-- EXERCISE GOAL --
Read the records beneath this task and copy every line that contains the string "Static".

--

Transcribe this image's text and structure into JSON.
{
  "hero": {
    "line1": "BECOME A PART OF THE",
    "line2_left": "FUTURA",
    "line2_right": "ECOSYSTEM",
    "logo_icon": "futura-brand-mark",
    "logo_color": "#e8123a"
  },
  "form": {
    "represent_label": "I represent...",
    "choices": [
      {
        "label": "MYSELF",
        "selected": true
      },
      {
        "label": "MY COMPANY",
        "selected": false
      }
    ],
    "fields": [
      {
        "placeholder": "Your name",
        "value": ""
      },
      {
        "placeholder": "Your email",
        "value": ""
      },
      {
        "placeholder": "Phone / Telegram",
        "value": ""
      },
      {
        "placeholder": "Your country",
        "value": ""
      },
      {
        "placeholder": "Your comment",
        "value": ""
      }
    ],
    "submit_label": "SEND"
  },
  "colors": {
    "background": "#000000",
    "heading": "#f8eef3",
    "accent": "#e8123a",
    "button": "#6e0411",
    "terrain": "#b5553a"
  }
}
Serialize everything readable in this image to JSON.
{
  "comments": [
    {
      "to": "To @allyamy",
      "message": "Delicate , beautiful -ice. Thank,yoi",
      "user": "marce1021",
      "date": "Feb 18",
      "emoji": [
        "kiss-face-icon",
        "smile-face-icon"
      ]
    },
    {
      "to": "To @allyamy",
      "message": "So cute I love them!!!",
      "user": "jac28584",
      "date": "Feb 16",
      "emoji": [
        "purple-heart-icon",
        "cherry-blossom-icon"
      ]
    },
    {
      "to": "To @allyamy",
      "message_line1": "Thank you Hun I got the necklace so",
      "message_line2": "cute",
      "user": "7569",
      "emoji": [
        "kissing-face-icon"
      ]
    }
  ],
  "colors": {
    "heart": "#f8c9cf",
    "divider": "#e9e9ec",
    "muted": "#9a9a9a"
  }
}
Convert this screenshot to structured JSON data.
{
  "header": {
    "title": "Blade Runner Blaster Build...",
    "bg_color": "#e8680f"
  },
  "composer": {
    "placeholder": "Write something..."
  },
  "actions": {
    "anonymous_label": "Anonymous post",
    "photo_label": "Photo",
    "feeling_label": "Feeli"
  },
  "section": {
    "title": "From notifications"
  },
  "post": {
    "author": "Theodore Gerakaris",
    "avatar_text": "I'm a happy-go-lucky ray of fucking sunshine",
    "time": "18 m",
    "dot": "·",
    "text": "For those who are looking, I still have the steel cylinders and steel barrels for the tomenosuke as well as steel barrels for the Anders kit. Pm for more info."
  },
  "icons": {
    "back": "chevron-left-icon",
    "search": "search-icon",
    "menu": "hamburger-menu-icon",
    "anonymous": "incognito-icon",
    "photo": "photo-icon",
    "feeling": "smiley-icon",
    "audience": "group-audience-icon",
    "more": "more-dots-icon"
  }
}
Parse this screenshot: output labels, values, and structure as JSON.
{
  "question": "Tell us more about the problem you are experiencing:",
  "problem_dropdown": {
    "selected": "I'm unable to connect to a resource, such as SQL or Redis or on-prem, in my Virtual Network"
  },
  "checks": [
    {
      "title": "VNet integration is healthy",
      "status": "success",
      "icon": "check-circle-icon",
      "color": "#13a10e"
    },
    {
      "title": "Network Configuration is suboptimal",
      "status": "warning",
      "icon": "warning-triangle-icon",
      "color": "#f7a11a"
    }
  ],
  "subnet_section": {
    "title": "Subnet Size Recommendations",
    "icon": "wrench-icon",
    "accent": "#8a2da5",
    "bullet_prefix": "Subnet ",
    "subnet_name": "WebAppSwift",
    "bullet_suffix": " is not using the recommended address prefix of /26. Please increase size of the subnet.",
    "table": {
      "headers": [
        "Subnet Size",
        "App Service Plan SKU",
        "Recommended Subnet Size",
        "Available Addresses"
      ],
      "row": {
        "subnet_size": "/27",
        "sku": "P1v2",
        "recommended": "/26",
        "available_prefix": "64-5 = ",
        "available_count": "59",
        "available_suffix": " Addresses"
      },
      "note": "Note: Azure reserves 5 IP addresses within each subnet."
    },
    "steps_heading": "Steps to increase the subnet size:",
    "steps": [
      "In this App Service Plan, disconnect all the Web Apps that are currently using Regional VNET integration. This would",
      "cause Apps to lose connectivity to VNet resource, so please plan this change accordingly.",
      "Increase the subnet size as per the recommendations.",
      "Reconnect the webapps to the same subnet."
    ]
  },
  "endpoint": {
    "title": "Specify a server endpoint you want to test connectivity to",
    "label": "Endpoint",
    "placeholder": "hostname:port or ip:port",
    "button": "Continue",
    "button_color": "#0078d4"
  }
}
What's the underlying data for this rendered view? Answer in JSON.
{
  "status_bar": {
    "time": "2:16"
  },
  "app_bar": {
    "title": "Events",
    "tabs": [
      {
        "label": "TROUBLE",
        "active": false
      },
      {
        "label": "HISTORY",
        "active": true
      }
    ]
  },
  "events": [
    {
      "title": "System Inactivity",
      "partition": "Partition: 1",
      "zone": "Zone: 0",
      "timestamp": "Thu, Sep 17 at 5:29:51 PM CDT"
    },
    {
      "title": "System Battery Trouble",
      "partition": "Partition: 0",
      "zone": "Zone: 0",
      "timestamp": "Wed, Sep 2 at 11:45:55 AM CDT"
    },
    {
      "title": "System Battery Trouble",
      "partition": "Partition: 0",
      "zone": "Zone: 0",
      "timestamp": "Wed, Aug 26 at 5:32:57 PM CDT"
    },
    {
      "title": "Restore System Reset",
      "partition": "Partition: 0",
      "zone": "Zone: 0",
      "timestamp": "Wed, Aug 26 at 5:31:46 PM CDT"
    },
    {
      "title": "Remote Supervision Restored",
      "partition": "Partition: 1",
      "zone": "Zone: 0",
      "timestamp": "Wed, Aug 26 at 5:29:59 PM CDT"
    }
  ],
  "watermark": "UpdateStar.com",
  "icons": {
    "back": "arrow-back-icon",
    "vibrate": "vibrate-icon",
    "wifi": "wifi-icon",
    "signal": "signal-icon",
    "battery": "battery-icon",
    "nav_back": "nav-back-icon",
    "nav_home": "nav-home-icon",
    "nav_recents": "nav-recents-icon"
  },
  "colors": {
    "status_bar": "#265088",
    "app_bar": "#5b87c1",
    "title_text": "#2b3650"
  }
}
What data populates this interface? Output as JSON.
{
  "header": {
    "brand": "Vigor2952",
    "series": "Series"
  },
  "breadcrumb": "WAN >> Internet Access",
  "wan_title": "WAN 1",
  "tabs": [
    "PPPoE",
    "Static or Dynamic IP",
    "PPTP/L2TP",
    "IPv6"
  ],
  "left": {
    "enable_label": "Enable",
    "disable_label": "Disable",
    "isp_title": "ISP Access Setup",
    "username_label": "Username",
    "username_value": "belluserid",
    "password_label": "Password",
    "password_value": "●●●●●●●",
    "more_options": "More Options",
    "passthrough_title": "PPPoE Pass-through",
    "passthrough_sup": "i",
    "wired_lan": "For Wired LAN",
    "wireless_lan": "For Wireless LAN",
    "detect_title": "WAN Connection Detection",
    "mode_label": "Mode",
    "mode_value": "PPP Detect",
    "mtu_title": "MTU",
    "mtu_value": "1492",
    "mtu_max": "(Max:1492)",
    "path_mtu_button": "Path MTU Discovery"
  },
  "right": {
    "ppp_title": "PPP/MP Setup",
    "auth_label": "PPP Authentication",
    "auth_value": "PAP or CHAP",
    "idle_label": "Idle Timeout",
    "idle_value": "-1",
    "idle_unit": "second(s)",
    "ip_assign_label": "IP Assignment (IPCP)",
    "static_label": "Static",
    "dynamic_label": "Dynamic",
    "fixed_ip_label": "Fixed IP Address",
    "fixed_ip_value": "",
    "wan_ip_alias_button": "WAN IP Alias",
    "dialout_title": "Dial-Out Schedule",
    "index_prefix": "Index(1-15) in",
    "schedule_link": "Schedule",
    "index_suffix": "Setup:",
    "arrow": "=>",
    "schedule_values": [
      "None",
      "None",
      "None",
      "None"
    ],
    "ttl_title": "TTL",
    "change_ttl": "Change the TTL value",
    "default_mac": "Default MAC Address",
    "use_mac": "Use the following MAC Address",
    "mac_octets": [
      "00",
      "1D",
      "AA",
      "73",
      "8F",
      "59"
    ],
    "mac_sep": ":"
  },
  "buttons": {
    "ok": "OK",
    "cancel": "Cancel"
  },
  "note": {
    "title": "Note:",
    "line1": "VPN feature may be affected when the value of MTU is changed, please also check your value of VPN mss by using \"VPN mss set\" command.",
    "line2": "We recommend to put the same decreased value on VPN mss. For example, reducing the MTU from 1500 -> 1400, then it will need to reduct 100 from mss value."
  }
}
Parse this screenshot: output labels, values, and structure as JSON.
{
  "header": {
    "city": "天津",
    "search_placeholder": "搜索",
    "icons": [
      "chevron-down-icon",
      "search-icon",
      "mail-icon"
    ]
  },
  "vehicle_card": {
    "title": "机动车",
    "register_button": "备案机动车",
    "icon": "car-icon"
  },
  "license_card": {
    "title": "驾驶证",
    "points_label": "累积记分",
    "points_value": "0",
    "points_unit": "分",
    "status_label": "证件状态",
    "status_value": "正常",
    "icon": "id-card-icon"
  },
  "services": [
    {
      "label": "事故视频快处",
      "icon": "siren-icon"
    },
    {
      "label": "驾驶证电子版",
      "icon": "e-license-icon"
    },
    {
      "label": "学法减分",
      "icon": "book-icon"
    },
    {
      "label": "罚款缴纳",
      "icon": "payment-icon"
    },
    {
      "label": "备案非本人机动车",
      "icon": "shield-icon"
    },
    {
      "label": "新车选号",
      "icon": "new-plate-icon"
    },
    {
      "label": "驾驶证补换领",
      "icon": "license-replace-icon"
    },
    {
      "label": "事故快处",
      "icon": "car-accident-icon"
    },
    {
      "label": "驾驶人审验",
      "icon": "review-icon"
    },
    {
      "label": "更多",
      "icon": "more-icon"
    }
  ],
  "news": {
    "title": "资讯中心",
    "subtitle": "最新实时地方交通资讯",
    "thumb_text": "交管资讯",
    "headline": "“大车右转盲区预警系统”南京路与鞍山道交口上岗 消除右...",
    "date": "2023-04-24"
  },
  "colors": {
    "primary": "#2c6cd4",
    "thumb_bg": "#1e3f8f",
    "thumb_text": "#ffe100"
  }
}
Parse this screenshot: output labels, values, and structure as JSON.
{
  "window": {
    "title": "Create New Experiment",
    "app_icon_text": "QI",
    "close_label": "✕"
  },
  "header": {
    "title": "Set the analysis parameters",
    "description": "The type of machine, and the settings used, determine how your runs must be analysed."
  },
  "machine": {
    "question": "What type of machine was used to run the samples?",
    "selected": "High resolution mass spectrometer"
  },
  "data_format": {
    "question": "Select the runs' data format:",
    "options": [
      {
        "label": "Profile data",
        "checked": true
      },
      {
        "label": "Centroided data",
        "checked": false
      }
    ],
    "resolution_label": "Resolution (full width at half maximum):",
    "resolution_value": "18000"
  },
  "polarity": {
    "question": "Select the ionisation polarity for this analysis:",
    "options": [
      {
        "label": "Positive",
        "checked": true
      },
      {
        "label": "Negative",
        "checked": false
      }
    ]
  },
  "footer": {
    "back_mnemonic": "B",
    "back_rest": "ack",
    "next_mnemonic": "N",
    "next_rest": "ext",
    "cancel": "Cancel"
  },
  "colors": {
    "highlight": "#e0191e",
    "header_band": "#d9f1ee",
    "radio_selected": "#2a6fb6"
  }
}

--

-- WRITTEN RESPONSE --
    "Static or Dynamic IP",
    "static_label": "Static",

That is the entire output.